## Exercise goal
The response must restate the data exactly, with nothing left out.

-----

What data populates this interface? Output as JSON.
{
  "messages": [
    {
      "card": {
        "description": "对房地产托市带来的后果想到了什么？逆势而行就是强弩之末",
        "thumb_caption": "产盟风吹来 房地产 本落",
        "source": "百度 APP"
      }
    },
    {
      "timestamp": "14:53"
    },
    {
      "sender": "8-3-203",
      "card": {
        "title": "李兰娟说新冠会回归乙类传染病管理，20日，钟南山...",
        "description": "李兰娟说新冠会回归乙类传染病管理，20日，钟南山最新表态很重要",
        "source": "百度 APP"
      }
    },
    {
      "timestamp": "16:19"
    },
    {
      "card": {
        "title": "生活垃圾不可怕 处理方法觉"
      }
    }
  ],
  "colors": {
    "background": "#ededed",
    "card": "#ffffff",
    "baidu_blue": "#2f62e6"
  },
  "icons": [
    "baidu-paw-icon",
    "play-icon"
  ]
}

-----

## Response to the exercise
What data populates this interface? Output as JSON.
{
  "messages": [
    {
      "card": {
        "description": "对房地产托市带来的后果想到了什么？逆势而行就是强弩之末",
        "thumb_caption": "产盟风吹来 房地产 本落",
        "source": "百度 APP"
      }
    },
    {
      "timestamp": "14:53"
    },
    {
      "sender": "8-3-203",
      "card": {
        "title": "李兰娟说新冠会回归乙类传染病管理，20日，钟南山...",
        "description": "李兰娟说新冠会回归乙类传染病管理，20日，钟南山最新表态很重要",
        "source": "百度 APP"
      }
    },
    {
      "timestamp": "16:19"
    },
    {
      "card": {
        "title": "生活垃圾不可怕 处理方法觉"
      }
    }
  ],
  "colors": {
    "background": "#ededed",
    "card": "#ffffff",
    "baidu_blue": "#2f62e6"
  },
  "icons": [
    "baidu-paw-icon",
    "play-icon"
  ]
}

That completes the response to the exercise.